The humor and clear-eyed evaluation of circumstance are hallmarks of what Judd, a Choctaw artist, does in his work. But just because something doesn’t really make sense, doesn’t mean you can’t take something from it. Like that art contest.
“Someone told me I was really good at drawing,” Judd says, “so I kept drawing. I had one art class in high school and maybe one in college, but I kept trying because I believed that teacher.”
Judd, the son of Methodist ministers, was born in Lawton and raised in Oklahoma. A stint in Los Angeles writing for television ended and so did his vagabondage, and he returned to Oklahoma. But his love of travel remained, so he chose OKC to be closer to the airport. That’s really his answer; he delivers it with uninflected honesty and no apology for the explanation not being more interesting. I asked; he answered. It’s refreshing, and not at all what you’d expect from an artist whose work is fascinating because it’s so funny, ironic, tragic and inspired.
“When I got back from L.A., I was looking for Native pop art,” he says. “I couldn’t find anything that I liked, so I decided to make my own.”
Today, his apartment is an externalized metaphor for his creative imagination: bursts of color, corners full of projects, tables strewn with Rubik’s cubes and Zippo lighters – both are being modified into pieces of functional pop art – acrylics adorning the walls, a stuffed bison head staring at visitors from a living room wall, a pinball machine with Native warriors on horseback, a hat collection that is a combination of practical headgear and wearable art, sneakers, gewgaws, fabrics and just too many things to categorize. To talk to Judd about art is to jump from one instantiation of artistic imagination (the plastic bunny topiary on the balcony) to the next (a six-episode, limited series script he’s writing for a major streaming service) to one seemingly unrelated (giant dice for a casino opening in Durant). He has an apparently inexhaustible reservoir of creative energy and imagination.
“I know I hit the zeitgeist when I started creating my own art,” he says. “I was making things that people were looking for right then.”
While that is certainly true, it fails to underscore that the kinds of work he does are desirable in other artistic climates, too. He’s a “Trojan horse” artist, and there is always room for the artist who creates what he loves, but also manages to poke and prod and challenge at the cultural touchpoints we all have difficulty talking about. It’s certain that for most our history Native pop art imagery was created by and controlled by non-Native creators: film, painting, television, etc.
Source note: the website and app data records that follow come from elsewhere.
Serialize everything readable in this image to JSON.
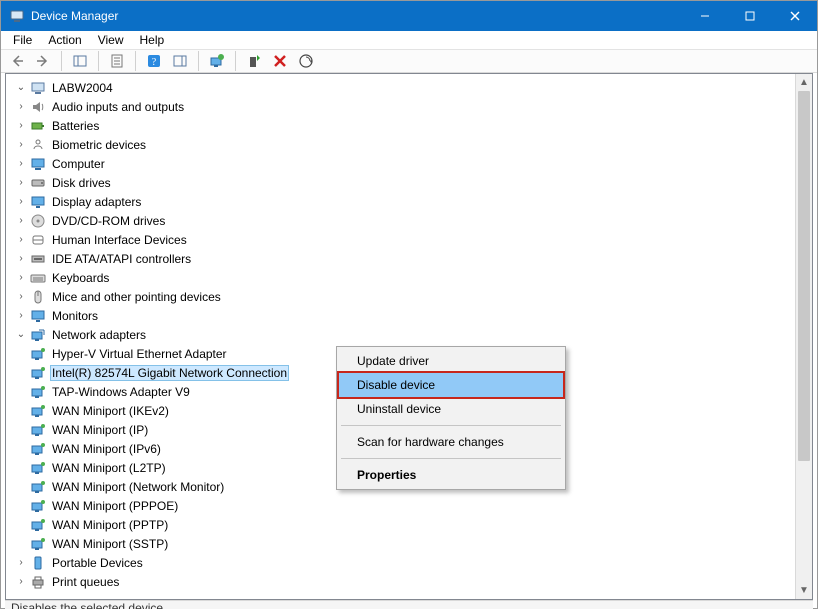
{
  "window": {
    "title": "Device Manager"
  },
  "menubar": {
    "items": [
      "File",
      "Action",
      "View",
      "Help"
    ]
  },
  "toolbar": {
    "buttons": [
      {
        "name": "back-icon"
      },
      {
        "name": "forward-icon"
      },
      {
        "name": "show-hide-tree-icon"
      },
      {
        "name": "properties-sheet-icon"
      },
      {
        "name": "help-icon"
      },
      {
        "name": "action-pane-icon"
      },
      {
        "name": "update-driver-icon"
      },
      {
        "name": "enable-device-icon"
      },
      {
        "name": "uninstall-device-icon"
      },
      {
        "name": "scan-hardware-icon"
      }
    ]
  },
  "tree": {
    "root": {
      "label": "LABW2004"
    },
    "categories": [
      {
        "label": "Audio inputs and outputs",
        "icon": "audio"
      },
      {
        "label": "Batteries",
        "icon": "battery"
      },
      {
        "label": "Biometric devices",
        "icon": "biometric"
      },
      {
        "label": "Computer",
        "icon": "computer"
      },
      {
        "label": "Disk drives",
        "icon": "disk"
      },
      {
        "label": "Display adapters",
        "icon": "display"
      },
      {
        "label": "DVD/CD-ROM drives",
        "icon": "cdrom"
      },
      {
        "label": "Human Interface Devices",
        "icon": "hid"
      },
      {
        "label": "IDE ATA/ATAPI controllers",
        "icon": "ide"
      },
      {
        "label": "Keyboards",
        "icon": "keyboard"
      },
      {
        "label": "Mice and other pointing devices",
        "icon": "mouse"
      },
      {
        "label": "Monitors",
        "icon": "monitor"
      },
      {
        "label": "Network adapters",
        "icon": "network",
        "expanded": true,
        "children": [
          {
            "label": "Hyper-V Virtual Ethernet Adapter"
          },
          {
            "label": "Intel(R) 82574L Gigabit Network Connection",
            "selected": true
          },
          {
            "label": "TAP-Windows Adapter V9"
          },
          {
            "label": "WAN Miniport (IKEv2)"
          },
          {
            "label": "WAN Miniport (IP)"
          },
          {
            "label": "WAN Miniport (IPv6)"
          },
          {
            "label": "WAN Miniport (L2TP)"
          },
          {
            "label": "WAN Miniport (Network Monitor)"
          },
          {
            "label": "WAN Miniport (PPPOE)"
          },
          {
            "label": "WAN Miniport (PPTP)"
          },
          {
            "label": "WAN Miniport (SSTP)"
          }
        ]
      },
      {
        "label": "Portable Devices",
        "icon": "portable"
      },
      {
        "label": "Print queues",
        "icon": "printer"
      }
    ]
  },
  "context_menu": {
    "items": [
      {
        "label": "Update driver"
      },
      {
        "label": "Disable device",
        "highlighted": true
      },
      {
        "label": "Uninstall device"
      },
      {
        "sep": true
      },
      {
        "label": "Scan for hardware changes"
      },
      {
        "sep": true
      },
      {
        "label": "Properties",
        "bold": true
      }
    ]
  },
  "statusbar": {
    "text": "Disables the selected device."
  }
}
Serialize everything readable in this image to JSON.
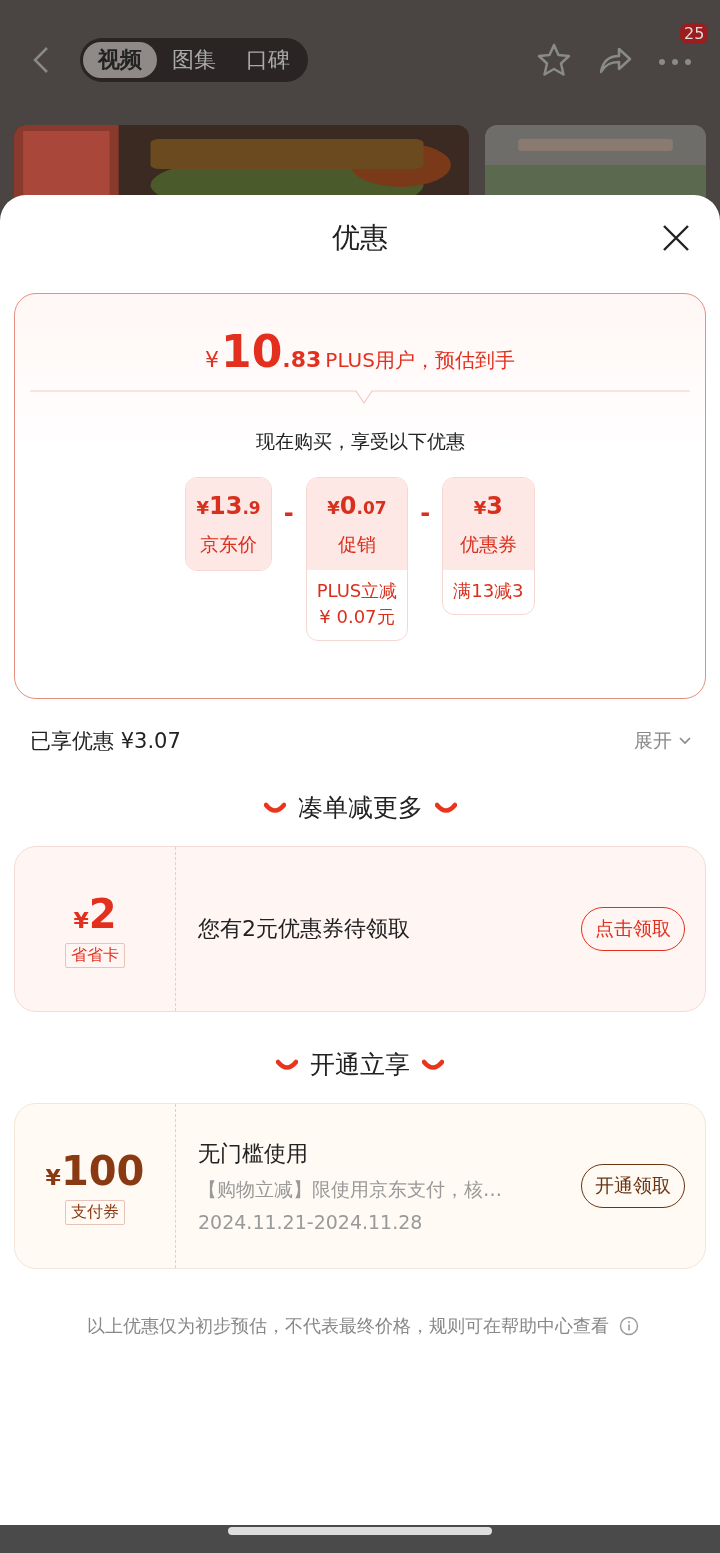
{
  "header": {
    "tabs": [
      {
        "label": "视频",
        "selected": true
      },
      {
        "label": "图集",
        "selected": false
      },
      {
        "label": "口碑",
        "selected": false
      }
    ],
    "badge": "25"
  },
  "sheet": {
    "title": "优惠",
    "estimate": {
      "currency": "¥",
      "integer": "10",
      "decimal": ".83",
      "note": "PLUS用户，预估到手"
    },
    "subtitle": "现在购买，享受以下优惠",
    "breakdown": [
      {
        "currency": "¥",
        "integer": "13",
        "decimal": ".9",
        "label": "京东价"
      },
      {
        "operator": "-",
        "currency": "¥",
        "integer": "0",
        "decimal": ".07",
        "label": "促销",
        "detail": [
          "PLUS立减",
          "¥ 0.07元"
        ]
      },
      {
        "operator": "-",
        "currency": "¥",
        "integer": "3",
        "label": "优惠券",
        "detail": [
          "满13减3"
        ]
      }
    ],
    "saved": {
      "label": "已享优惠 ¥3.07",
      "toggle": "展开"
    },
    "sections": [
      {
        "heading": "凑单减更多",
        "coupon": {
          "kind": "red",
          "currency": "¥",
          "amount": "2",
          "tag": "省省卡",
          "title": "您有2元优惠券待领取",
          "button": "点击领取"
        }
      },
      {
        "heading": "开通立享",
        "coupon": {
          "kind": "gold",
          "currency": "¥",
          "amount": "100",
          "tag": "支付券",
          "title": "无门槛使用",
          "desc": "【购物立减】限使用京东支付，核…",
          "dates": "2024.11.21-2024.11.28",
          "button": "开通领取"
        }
      }
    ],
    "footnote": "以上优惠仅为初步预估，不代表最终价格，规则可在帮助中心查看"
  }
}
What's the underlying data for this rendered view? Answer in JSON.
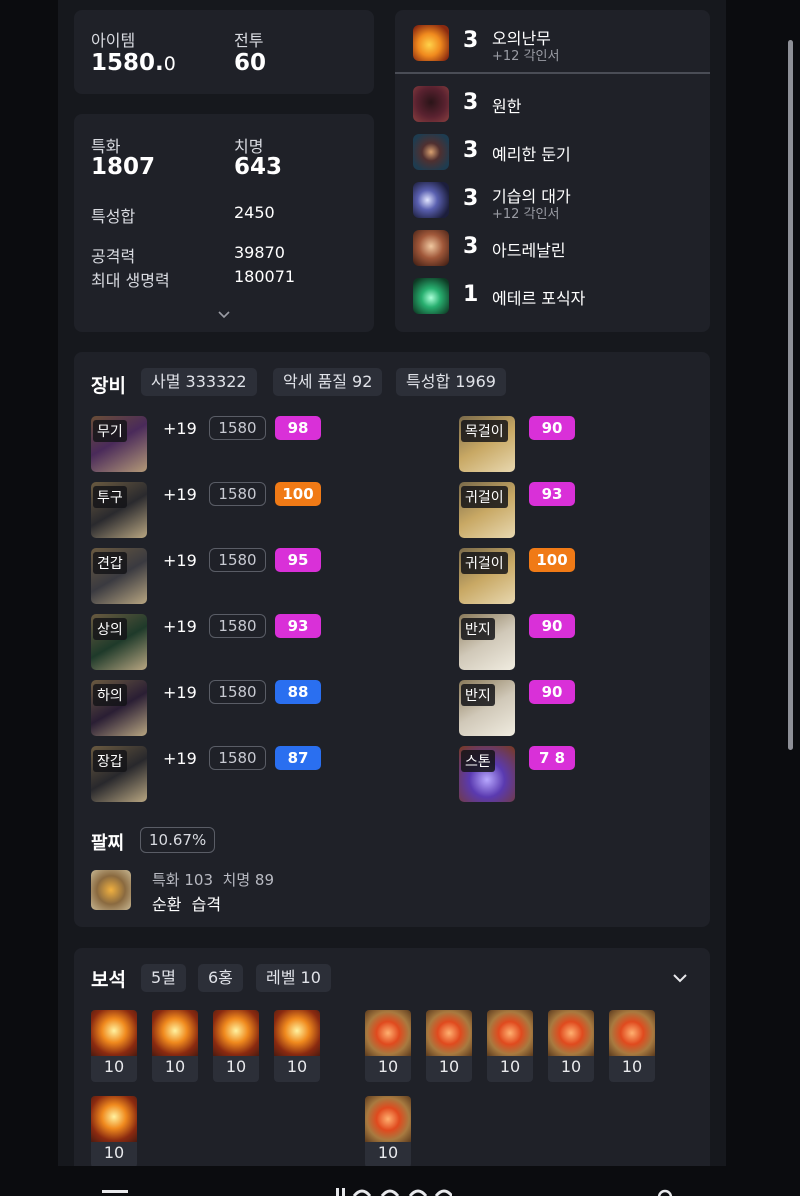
{
  "stats_top": {
    "item_label": "아이템",
    "item_value": "1580.",
    "item_decimal": "0",
    "combat_label": "전투",
    "combat_value": "60"
  },
  "stats_main": {
    "spec_label": "특화",
    "spec_value": "1807",
    "crit_label": "치명",
    "crit_value": "643",
    "sum_label": "특성합",
    "sum_value": "2450",
    "atk_label": "공격력",
    "atk_value": "39870",
    "hp_label": "최대 생명력",
    "hp_value": "180071"
  },
  "engravings": [
    {
      "level": "3",
      "name": "오의난무",
      "sub": "+12 각인서",
      "color": "#c86a1e"
    },
    {
      "level": "3",
      "name": "원한",
      "sub": "",
      "color": "#6b2a30"
    },
    {
      "level": "3",
      "name": "예리한 둔기",
      "sub": "",
      "color": "#3a4a66"
    },
    {
      "level": "3",
      "name": "기습의 대가",
      "sub": "+12 각인서",
      "color": "#3c3f78"
    },
    {
      "level": "3",
      "name": "아드레날린",
      "sub": "",
      "color": "#8a5030"
    },
    {
      "level": "1",
      "name": "에테르 포식자",
      "sub": "",
      "color": "#1f7a52"
    }
  ],
  "equipment": {
    "title": "장비",
    "tags": [
      "사멸 333322",
      "악세 품질 92",
      "특성합 1969"
    ],
    "armor": [
      {
        "slot": "무기",
        "refine": "+19",
        "ilvl": "1580",
        "quality": "98",
        "quality_color": "#d930d8"
      },
      {
        "slot": "투구",
        "refine": "+19",
        "ilvl": "1580",
        "quality": "100",
        "quality_color": "#f07a16"
      },
      {
        "slot": "견갑",
        "refine": "+19",
        "ilvl": "1580",
        "quality": "95",
        "quality_color": "#d930d8"
      },
      {
        "slot": "상의",
        "refine": "+19",
        "ilvl": "1580",
        "quality": "93",
        "quality_color": "#d930d8"
      },
      {
        "slot": "하의",
        "refine": "+19",
        "ilvl": "1580",
        "quality": "88",
        "quality_color": "#2a6ff0"
      },
      {
        "slot": "장갑",
        "refine": "+19",
        "ilvl": "1580",
        "quality": "87",
        "quality_color": "#2a6ff0"
      }
    ],
    "accessories": [
      {
        "slot": "목걸이",
        "quality": "90",
        "quality_color": "#d930d8"
      },
      {
        "slot": "귀걸이",
        "quality": "93",
        "quality_color": "#d930d8"
      },
      {
        "slot": "귀걸이",
        "quality": "100",
        "quality_color": "#f07a16"
      },
      {
        "slot": "반지",
        "quality": "90",
        "quality_color": "#d930d8"
      },
      {
        "slot": "반지",
        "quality": "90",
        "quality_color": "#d930d8"
      },
      {
        "slot": "스톤",
        "quality": "7 8",
        "quality_color": "#d930d8"
      }
    ],
    "bracelet_label": "팔찌",
    "bracelet_percent": "10.67%",
    "bracelet_line1": "특화 103  치명 89",
    "bracelet_line2": "순환  습격"
  },
  "gems": {
    "title": "보석",
    "tags": [
      "5멸",
      "6홍",
      "레벨 10"
    ],
    "left": [
      "10",
      "10",
      "10",
      "10",
      "10"
    ],
    "right": [
      "10",
      "10",
      "10",
      "10",
      "10",
      "10"
    ]
  }
}
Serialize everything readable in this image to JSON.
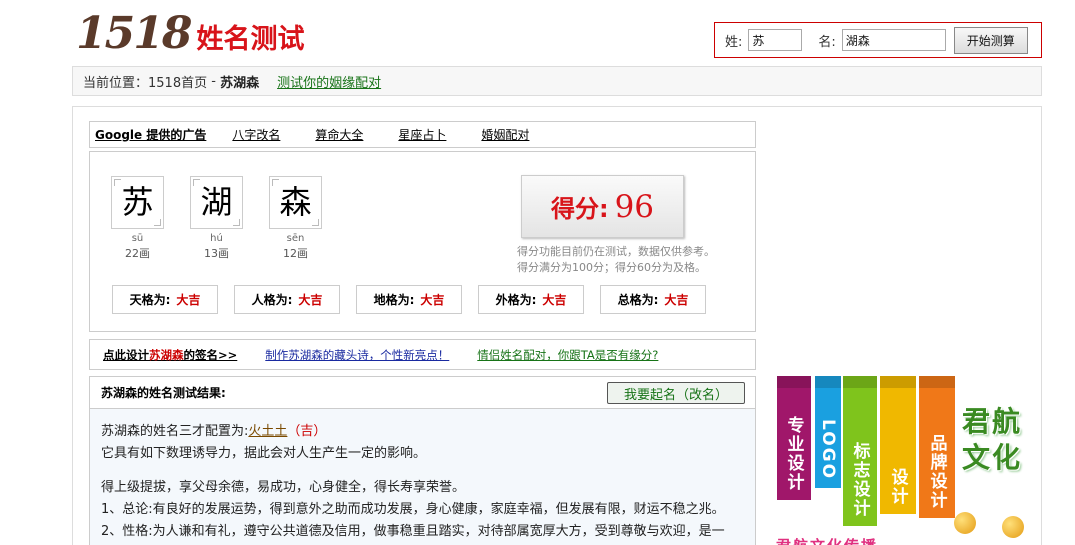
{
  "logo": {
    "num": "1518",
    "text": "姓名测试"
  },
  "search": {
    "surname_label": "姓:",
    "surname_value": "苏",
    "given_label": "名:",
    "given_value": "湖森",
    "button": "开始测算"
  },
  "breadcrumb": {
    "prefix": "当前位置：",
    "home": "1518首页",
    "sep": " - ",
    "current": "苏湖森",
    "link": "测试你的姻缘配对"
  },
  "links_bar": {
    "ad_label": "Google 提供的广告",
    "items": [
      "八字改名",
      "算命大全",
      "星座占卜",
      "婚姻配对"
    ]
  },
  "name_chars": [
    {
      "char": "苏",
      "pinyin": "sū",
      "strokes": "22画"
    },
    {
      "char": "湖",
      "pinyin": "hú",
      "strokes": "13画"
    },
    {
      "char": "森",
      "pinyin": "sēn",
      "strokes": "12画"
    }
  ],
  "score": {
    "label": "得分:",
    "value": "96",
    "note1": "得分功能目前仍在测试，数据仅供参考。",
    "note2": "得分满分为100分；得分60分为及格。"
  },
  "ge": [
    {
      "label": "天格为:",
      "value": "大吉"
    },
    {
      "label": "人格为:",
      "value": "大吉"
    },
    {
      "label": "地格为:",
      "value": "大吉"
    },
    {
      "label": "外格为:",
      "value": "大吉"
    },
    {
      "label": "总格为:",
      "value": "大吉"
    }
  ],
  "promo": {
    "p1_prefix": "点此设计",
    "p1_name": "苏湖森",
    "p1_suffix": "的签名>>",
    "p2": "制作苏湖森的藏头诗，个性新亮点！",
    "p3": "情侣姓名配对，你跟TA是否有缘分?"
  },
  "result": {
    "title": "苏湖森的姓名测试结果:",
    "button": "我要起名（改名）",
    "line1_prefix": "苏湖森的姓名三才配置为:",
    "line1_sancai": "火土土",
    "line1_ji": "（吉）",
    "line2": "它具有如下数理诱导力，据此会对人生产生一定的影响。",
    "line3": "得上级提拔，享父母余德，易成功，心身健全，得长寿享荣誉。",
    "line4": "1、总论:有良好的发展运势，得到意外之助而成功发展，身心健康，家庭幸福，但发展有限，财运不稳之兆。",
    "line5": "2、性格:为人谦和有礼，遵守公共道德及信用，做事稳重且踏实，对待部属宽厚大方，受到尊敬与欢迎，是一"
  },
  "ad": {
    "bars": [
      "专业设计",
      "LOGO",
      "标志设计",
      "设计",
      "品牌设计"
    ],
    "bar_colors": [
      "#a0176a",
      "#1aa0e0",
      "#7fc41c",
      "#f0b800",
      "#f07818"
    ],
    "brand": "君航文化",
    "bottom": "君航文化传播"
  }
}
Part of Judd’s task has been to excavate those images and then reify them with messages both funny and powerful. On one of his living room walls is an acrylic image of an iconic Native chief with the words, “I loved America before it was called America.”
“Imagine growing up and in every movie, television show and ad featuring people who looked like you and your family, they were only shown in historical context,” Judd says. “It would be like white people were only portrayed as Pilgrims. It’s weird. Most of the depictions of us were embarrassing, but I also get embarrassed when people tell me I’m wrong, so I want people to see the images and realize on their own that they had something to learn.”
Excavating those images means updating them, too, bringing depictions of real Native people into the pop culture mainstream, so television and streaming make sense as areas of intense focus. The series he’s writing features a Native American actor in the lead, playing a Native American – a combination rarer than you’d expect.
As the dice indicate, Judd is also working on large-scale installations, a new thing for him. One series will feature Native dancers with paint on their feet dancing out motion art on canvas. Another is a large-scale ledger art project, an updating of the 19th century form named for the ledger book paper Native artists used to extend the work they’d originally done on animal hides. Again, there is no end to Judd’s creative stream, and any object can become a piece of art in his mind and hands.
“Honestly, I’m creating art for my 12-year-old self,” he says. “I wanted cool stuff, too – skateboards with Native imagery, action figures, sneakers – what 12-year old doesn’t?”